#### How to complete this task
Retype every entry word for word.

(Stored records)

++++++++

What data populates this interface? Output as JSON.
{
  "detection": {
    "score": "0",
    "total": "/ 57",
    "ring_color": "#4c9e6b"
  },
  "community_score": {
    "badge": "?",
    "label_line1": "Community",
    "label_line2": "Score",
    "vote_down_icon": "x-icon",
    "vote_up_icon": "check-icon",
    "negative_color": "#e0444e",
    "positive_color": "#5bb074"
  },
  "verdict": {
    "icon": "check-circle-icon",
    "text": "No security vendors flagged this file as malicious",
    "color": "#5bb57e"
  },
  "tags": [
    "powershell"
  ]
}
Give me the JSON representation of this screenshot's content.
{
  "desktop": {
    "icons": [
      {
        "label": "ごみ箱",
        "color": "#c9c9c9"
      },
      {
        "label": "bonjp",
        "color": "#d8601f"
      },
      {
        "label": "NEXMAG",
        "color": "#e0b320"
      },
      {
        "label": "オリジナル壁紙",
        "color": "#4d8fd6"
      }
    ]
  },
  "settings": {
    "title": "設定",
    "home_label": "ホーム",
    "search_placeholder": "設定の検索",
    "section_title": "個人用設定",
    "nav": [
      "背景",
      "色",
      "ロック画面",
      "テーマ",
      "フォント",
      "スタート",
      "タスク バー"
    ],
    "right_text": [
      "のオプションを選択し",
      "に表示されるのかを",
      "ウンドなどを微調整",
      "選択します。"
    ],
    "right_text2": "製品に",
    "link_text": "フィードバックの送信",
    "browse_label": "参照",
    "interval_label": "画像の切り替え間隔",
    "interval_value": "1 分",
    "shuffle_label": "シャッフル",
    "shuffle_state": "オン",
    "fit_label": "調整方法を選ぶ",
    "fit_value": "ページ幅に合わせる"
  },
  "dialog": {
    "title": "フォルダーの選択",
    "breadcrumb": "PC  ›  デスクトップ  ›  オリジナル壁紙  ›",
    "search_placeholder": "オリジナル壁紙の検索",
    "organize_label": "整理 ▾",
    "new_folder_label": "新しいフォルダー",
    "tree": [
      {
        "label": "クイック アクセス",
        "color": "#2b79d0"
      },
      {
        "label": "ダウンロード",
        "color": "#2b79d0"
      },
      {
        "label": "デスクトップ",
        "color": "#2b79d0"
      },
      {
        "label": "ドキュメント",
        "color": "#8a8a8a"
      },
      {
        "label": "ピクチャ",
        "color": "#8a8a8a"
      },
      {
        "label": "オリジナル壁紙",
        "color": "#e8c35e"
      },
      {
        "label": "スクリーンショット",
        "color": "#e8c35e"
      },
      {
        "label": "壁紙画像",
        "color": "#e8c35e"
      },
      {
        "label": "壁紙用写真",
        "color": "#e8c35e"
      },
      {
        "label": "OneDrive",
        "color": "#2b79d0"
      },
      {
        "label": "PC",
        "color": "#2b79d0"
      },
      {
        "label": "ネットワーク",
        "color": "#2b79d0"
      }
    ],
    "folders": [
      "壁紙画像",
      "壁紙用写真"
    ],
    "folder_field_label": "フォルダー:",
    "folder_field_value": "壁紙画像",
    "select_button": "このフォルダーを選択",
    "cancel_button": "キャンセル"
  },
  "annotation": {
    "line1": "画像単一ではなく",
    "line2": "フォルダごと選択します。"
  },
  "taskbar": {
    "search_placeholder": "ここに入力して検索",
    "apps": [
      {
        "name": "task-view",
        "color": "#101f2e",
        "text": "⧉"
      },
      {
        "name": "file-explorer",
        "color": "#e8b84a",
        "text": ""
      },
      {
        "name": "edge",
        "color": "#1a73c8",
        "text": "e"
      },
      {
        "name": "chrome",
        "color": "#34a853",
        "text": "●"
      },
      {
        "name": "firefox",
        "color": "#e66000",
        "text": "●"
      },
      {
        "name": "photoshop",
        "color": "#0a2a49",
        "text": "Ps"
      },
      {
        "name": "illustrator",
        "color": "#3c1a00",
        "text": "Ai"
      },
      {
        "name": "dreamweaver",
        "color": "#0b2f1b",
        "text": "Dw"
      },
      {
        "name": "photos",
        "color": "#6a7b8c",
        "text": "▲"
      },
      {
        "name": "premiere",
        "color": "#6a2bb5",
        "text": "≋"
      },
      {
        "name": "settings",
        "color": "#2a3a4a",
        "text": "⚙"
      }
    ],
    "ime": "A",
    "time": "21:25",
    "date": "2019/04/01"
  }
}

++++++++

#### Solution below
What data populates this interface? Output as JSON.
{
  "detection": {
    "score": "0",
    "total": "/ 57",
    "ring_color": "#4c9e6b"
  },
  "community_score": {
    "badge": "?",
    "label_line1": "Community",
    "label_line2": "Score",
    "vote_down_icon": "x-icon",
    "vote_up_icon": "check-icon",
    "negative_color": "#e0444e",
    "positive_color": "#5bb074"
  },
  "verdict": {
    "icon": "check-circle-icon",
    "text": "No security vendors flagged this file as malicious",
    "color": "#5bb57e"
  },
  "tags": [
    "powershell"
  ]
}
Give me the JSON representation of this screenshot's content.
{
  "desktop": {
    "icons": [
      {
        "label": "ごみ箱",
        "color": "#c9c9c9"
      },
      {
        "label": "bonjp",
        "color": "#d8601f"
      },
      {
        "label": "NEXMAG",
        "color": "#e0b320"
      },
      {
        "label": "オリジナル壁紙",
        "color": "#4d8fd6"
      }
    ]
  },
  "settings": {
    "title": "設定",
    "home_label": "ホーム",
    "search_placeholder": "設定の検索",
    "section_title": "個人用設定",
    "nav": [
      "背景",
      "色",
      "ロック画面",
      "テーマ",
      "フォント",
      "スタート",
      "タスク バー"
    ],
    "right_text": [
      "のオプションを選択し",
      "に表示されるのかを",
      "ウンドなどを微調整",
      "選択します。"
    ],
    "right_text2": "製品に",
    "link_text": "フィードバックの送信",
    "browse_label": "参照",
    "interval_label": "画像の切り替え間隔",
    "interval_value": "1 分",
    "shuffle_label": "シャッフル",
    "shuffle_state": "オン",
    "fit_label": "調整方法を選ぶ",
    "fit_value": "ページ幅に合わせる"
  },
  "dialog": {
    "title": "フォルダーの選択",
    "breadcrumb": "PC  ›  デスクトップ  ›  オリジナル壁紙  ›",
    "search_placeholder": "オリジナル壁紙の検索",
    "organize_label": "整理 ▾",
    "new_folder_label": "新しいフォルダー",
    "tree": [
      {
        "label": "クイック アクセス",
        "color": "#2b79d0"
      },
      {
        "label": "ダウンロード",
        "color": "#2b79d0"
      },
      {
        "label": "デスクトップ",
        "color": "#2b79d0"
      },
      {
        "label": "ドキュメント",
        "color": "#8a8a8a"
      },
      {
        "label": "ピクチャ",
        "color": "#8a8a8a"
      },
      {
        "label": "オリジナル壁紙",
        "color": "#e8c35e"
      },
      {
        "label": "スクリーンショット",
        "color": "#e8c35e"
      },
      {
        "label": "壁紙画像",
        "color": "#e8c35e"
      },
      {
        "label": "壁紙用写真",
        "color": "#e8c35e"
      },
      {
        "label": "OneDrive",
        "color": "#2b79d0"
      },
      {
        "label": "PC",
        "color": "#2b79d0"
      },
      {
        "label": "ネットワーク",
        "color": "#2b79d0"
      }
    ],
    "folders": [
      "壁紙画像",
      "壁紙用写真"
    ],
    "folder_field_label": "フォルダー:",
    "folder_field_value": "壁紙画像",
    "select_button": "このフォルダーを選択",
    "cancel_button": "キャンセル"
  },
  "annotation": {
    "line1": "画像単一ではなく",
    "line2": "フォルダごと選択します。"
  },
  "taskbar": {
    "search_placeholder": "ここに入力して検索",
    "apps": [
      {
        "name": "task-view",
        "color": "#101f2e",
        "text": "⧉"
      },
      {
        "name": "file-explorer",
        "color": "#e8b84a",
        "text": ""
      },
      {
        "name": "edge",
        "color": "#1a73c8",
        "text": "e"
      },
      {
        "name": "chrome",
        "color": "#34a853",
        "text": "●"
      },
      {
        "name": "firefox",
        "color": "#e66000",
        "text": "●"
      },
      {
        "name": "photoshop",
        "color": "#0a2a49",
        "text": "Ps"
      },
      {
        "name": "illustrator",
        "color": "#3c1a00",
        "text": "Ai"
      },
      {
        "name": "dreamweaver",
        "color": "#0b2f1b",
        "text": "Dw"
      },
      {
        "name": "photos",
        "color": "#6a7b8c",
        "text": "▲"
      },
      {
        "name": "premiere",
        "color": "#6a2bb5",
        "text": "≋"
      },
      {
        "name": "settings",
        "color": "#2a3a4a",
        "text": "⚙"
      }
    ],
    "ime": "A",
    "time": "21:25",
    "date": "2019/04/01"
  }
}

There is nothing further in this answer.